According to the Deaf Zimbabwe Trust (DZT), disabled students are “the most neglected and forgotten”, and public schools must offer a special education programme sensitive to their requirements, which enables their academic progress.
DZT official Barbra Nyangairi said Zimbabwe’s current education system was a far cry from being inclusive and providing quality education for learners with disabilities.
“The majority find themselves doing petty vending on the streets or begging. It is sad to note that many who are supposed to be in Grade Seven are not able to read, write and are functionally-illiterate,” she said, ahead of the “global week of action for education” running from April 23 to 29.
Nyangairi said investment in education for children with disabilities has not had any positive returns and called on government to save the situation.
“The first port of call could be the development of an inclusive education policy that provides guidelines on how to provide support to vulnerable children in the education system.
“Currently, efforts to support children with disabilities in the education system are not guided by any force of policy,” she said, further questioning how we can attain quality education when deaf learners do not have a sign language syllabus to use.
While the Primary and Secondary Education ministry, in its new curriculum, has made the syllabi for Shona, Ndebele, Tonga, Tshivenda, Kalanga, Nambya, Sesotho and Shangani to mention a few, the new programme of study is conspicuously silent on sign language for the deaf.
Sign language is a visual means of communicating using gestures, facial expression, and body language.
The shape, movement, and location of the hands, facial expressions and body are used to communicate with one another.
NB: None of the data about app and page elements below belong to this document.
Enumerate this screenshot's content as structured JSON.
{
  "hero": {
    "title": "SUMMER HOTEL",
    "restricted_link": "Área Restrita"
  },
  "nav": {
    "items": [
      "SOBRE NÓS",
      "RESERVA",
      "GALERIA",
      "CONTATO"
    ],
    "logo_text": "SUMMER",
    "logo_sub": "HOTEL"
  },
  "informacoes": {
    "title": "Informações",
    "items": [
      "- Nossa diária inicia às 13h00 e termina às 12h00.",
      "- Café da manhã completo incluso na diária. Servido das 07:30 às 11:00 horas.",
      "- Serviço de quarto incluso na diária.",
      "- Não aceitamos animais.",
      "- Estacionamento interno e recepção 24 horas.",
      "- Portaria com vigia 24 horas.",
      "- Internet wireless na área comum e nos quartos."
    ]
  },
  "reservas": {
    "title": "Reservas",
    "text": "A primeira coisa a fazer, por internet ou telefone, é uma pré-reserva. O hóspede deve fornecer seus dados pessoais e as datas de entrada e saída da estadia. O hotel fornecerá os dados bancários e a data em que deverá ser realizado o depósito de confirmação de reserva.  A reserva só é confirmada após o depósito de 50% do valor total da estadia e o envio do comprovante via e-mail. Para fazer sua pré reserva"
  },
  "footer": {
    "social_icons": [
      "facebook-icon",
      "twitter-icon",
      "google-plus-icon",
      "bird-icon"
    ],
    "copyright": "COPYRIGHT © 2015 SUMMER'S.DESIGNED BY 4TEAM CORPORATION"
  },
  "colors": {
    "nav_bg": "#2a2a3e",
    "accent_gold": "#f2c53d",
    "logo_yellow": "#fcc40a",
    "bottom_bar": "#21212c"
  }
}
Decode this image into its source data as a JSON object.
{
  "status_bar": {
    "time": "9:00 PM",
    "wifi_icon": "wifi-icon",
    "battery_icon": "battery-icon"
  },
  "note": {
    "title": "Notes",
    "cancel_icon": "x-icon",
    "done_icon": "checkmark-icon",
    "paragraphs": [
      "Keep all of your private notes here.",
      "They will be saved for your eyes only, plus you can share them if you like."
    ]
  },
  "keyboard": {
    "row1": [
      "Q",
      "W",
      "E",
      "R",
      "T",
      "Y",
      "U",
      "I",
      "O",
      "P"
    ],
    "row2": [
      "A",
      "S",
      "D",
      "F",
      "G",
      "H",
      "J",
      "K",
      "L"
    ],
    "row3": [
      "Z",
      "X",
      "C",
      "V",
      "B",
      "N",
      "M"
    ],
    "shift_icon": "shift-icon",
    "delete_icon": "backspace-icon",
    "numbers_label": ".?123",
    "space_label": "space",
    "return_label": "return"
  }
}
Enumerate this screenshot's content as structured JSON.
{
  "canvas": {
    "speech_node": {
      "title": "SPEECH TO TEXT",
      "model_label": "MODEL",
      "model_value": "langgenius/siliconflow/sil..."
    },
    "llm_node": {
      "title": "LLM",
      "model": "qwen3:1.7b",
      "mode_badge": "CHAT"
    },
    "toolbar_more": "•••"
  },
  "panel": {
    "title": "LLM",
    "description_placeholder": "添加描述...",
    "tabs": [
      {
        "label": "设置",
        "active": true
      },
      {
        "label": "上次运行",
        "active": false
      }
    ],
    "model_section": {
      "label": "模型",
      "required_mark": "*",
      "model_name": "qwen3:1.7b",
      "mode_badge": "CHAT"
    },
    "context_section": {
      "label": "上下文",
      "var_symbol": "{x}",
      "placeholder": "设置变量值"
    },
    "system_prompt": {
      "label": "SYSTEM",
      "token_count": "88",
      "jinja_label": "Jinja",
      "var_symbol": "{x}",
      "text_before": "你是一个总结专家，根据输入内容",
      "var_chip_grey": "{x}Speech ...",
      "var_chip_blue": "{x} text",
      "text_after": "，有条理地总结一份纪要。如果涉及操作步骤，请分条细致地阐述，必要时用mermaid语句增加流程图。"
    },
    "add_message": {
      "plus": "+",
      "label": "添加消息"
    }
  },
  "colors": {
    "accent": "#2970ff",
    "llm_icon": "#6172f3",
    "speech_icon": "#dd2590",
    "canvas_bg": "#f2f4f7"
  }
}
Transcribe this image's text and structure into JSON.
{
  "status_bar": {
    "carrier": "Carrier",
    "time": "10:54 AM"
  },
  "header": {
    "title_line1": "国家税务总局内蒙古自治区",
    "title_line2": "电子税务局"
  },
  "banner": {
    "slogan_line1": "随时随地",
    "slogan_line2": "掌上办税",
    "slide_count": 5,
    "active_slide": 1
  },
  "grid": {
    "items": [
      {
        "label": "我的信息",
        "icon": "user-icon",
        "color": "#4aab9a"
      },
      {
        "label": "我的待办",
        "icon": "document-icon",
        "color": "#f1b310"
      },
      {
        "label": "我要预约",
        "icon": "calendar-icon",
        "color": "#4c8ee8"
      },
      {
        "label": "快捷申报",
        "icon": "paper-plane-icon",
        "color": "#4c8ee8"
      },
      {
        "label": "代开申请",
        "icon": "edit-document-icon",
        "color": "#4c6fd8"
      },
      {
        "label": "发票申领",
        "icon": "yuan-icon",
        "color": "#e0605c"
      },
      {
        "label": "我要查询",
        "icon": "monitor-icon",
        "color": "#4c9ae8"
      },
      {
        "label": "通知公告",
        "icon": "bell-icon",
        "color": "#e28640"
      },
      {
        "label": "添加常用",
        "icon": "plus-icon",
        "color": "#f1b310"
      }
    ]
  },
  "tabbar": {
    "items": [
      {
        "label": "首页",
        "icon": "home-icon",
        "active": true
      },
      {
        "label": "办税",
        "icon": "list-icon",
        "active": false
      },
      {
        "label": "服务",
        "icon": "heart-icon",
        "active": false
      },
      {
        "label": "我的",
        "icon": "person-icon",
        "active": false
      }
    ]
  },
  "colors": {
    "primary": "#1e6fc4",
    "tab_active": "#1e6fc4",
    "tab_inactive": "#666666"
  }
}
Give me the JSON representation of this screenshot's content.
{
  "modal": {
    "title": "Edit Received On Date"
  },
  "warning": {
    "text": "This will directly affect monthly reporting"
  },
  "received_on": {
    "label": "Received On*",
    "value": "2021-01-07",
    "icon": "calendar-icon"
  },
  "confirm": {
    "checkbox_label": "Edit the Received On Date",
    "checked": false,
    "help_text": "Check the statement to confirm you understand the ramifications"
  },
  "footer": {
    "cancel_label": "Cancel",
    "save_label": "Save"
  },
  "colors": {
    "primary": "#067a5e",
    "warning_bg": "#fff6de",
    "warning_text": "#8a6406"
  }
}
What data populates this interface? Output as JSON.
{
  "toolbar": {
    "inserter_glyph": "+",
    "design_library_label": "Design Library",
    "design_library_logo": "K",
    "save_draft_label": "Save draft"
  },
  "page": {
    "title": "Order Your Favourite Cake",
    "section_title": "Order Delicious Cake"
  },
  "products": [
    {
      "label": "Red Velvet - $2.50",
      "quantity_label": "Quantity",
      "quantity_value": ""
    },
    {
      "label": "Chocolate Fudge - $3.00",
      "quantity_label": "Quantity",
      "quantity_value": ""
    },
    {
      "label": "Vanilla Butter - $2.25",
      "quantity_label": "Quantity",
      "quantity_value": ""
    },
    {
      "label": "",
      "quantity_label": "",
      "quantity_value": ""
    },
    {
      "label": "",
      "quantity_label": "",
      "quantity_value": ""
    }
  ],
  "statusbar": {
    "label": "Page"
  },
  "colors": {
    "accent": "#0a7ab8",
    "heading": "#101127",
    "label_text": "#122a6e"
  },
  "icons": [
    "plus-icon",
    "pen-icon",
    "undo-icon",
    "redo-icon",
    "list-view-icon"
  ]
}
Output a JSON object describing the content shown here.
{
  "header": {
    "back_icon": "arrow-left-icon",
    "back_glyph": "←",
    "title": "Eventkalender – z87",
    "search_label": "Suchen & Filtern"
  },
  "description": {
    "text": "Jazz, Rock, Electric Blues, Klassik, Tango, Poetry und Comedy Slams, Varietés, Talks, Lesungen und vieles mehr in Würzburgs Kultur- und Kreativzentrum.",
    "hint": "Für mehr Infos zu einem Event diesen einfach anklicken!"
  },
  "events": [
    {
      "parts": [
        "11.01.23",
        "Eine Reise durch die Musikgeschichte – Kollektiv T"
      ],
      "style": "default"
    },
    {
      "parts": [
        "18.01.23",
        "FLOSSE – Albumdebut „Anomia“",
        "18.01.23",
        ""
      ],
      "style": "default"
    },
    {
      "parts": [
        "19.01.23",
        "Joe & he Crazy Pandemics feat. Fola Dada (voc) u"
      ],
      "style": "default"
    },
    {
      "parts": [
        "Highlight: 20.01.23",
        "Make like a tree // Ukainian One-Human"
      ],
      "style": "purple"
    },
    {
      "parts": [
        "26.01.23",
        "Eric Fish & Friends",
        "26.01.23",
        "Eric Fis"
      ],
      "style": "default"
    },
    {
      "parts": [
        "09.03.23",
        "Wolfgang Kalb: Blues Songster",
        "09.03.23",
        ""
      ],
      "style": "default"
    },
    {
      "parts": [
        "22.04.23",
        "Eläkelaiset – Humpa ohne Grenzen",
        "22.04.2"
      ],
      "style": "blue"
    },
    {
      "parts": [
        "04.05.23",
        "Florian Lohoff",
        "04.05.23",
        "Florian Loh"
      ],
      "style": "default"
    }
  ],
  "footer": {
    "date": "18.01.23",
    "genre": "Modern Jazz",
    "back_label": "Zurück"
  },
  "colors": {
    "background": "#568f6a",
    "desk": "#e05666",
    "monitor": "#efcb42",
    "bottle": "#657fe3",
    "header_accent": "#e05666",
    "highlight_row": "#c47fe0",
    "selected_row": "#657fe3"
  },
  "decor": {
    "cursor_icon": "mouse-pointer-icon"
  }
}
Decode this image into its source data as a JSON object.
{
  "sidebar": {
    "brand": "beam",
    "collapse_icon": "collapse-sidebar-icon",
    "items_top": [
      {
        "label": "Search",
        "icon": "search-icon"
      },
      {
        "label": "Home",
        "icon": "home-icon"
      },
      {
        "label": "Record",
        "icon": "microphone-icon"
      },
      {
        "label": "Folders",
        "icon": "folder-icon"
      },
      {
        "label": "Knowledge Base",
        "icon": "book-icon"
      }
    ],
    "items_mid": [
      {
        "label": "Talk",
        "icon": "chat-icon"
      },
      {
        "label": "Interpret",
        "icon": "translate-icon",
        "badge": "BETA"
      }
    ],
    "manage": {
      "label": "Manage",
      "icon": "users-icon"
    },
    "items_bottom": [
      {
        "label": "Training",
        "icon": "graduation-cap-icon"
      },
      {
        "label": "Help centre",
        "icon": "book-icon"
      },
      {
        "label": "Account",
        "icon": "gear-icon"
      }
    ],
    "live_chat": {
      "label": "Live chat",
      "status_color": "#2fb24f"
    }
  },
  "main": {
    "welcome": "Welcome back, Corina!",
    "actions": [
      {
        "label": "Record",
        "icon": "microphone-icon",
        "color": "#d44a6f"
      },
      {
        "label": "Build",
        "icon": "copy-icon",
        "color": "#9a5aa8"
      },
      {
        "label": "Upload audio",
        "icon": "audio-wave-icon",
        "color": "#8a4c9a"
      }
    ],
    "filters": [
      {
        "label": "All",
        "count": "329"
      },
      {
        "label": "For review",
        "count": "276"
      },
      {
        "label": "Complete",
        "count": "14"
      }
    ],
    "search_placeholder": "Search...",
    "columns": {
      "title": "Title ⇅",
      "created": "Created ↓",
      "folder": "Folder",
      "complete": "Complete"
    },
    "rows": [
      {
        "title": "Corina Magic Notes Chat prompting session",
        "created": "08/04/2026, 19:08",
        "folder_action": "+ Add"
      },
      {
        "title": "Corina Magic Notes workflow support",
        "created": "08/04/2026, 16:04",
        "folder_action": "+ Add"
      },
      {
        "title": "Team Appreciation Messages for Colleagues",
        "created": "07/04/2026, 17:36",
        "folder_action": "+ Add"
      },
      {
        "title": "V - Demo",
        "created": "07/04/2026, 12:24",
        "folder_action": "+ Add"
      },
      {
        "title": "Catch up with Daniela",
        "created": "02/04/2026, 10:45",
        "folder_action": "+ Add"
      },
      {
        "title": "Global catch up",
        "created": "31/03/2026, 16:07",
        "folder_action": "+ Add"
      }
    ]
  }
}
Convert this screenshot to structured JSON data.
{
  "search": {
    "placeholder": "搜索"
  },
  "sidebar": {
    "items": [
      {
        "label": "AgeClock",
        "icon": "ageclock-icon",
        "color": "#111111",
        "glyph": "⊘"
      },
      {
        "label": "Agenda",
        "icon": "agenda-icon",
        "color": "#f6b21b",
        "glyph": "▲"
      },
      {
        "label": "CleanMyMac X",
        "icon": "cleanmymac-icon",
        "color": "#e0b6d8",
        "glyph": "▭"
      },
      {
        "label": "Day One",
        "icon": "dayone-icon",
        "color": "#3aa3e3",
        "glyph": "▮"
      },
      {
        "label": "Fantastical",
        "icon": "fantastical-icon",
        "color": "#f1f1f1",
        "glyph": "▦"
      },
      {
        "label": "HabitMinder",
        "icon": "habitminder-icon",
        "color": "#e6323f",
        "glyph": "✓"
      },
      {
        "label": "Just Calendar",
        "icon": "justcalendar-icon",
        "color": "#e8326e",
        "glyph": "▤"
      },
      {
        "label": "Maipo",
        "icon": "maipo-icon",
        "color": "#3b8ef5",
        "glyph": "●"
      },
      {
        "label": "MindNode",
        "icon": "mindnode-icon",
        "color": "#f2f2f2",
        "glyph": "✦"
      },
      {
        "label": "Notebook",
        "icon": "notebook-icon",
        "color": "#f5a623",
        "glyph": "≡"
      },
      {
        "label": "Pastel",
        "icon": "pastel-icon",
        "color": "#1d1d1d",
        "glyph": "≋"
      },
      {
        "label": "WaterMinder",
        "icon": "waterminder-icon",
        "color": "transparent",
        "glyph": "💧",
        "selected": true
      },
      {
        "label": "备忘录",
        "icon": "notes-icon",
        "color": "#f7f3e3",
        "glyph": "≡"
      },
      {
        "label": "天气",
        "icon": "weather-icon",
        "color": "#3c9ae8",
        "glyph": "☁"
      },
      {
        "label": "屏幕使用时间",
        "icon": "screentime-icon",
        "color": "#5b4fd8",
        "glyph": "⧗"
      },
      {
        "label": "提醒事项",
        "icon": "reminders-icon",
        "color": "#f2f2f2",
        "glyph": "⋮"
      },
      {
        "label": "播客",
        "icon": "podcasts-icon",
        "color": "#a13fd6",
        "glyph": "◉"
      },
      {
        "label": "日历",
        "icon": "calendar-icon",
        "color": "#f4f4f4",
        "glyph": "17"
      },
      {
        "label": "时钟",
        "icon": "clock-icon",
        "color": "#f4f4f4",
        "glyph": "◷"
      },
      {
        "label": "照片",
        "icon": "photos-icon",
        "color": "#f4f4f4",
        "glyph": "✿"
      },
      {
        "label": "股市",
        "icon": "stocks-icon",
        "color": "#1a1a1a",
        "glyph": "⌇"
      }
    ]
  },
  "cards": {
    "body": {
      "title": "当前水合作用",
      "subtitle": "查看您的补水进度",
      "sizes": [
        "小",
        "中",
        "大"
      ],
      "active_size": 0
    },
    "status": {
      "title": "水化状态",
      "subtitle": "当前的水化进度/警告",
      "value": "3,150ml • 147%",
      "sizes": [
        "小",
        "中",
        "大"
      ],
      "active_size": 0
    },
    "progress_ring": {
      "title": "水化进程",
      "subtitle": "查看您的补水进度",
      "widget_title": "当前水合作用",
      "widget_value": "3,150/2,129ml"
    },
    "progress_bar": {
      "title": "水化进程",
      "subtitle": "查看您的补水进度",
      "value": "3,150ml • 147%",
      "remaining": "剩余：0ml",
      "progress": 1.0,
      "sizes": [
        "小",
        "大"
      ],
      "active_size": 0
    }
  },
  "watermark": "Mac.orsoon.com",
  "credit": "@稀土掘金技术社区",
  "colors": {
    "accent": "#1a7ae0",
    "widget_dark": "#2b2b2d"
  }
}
“As we celebrate the global week of education, at DZT we do this with much sadness at the state of education for children who are deaf and those with disabilities broadly, who need the most care but are the most neglected and forgotten,” Nyangairi said.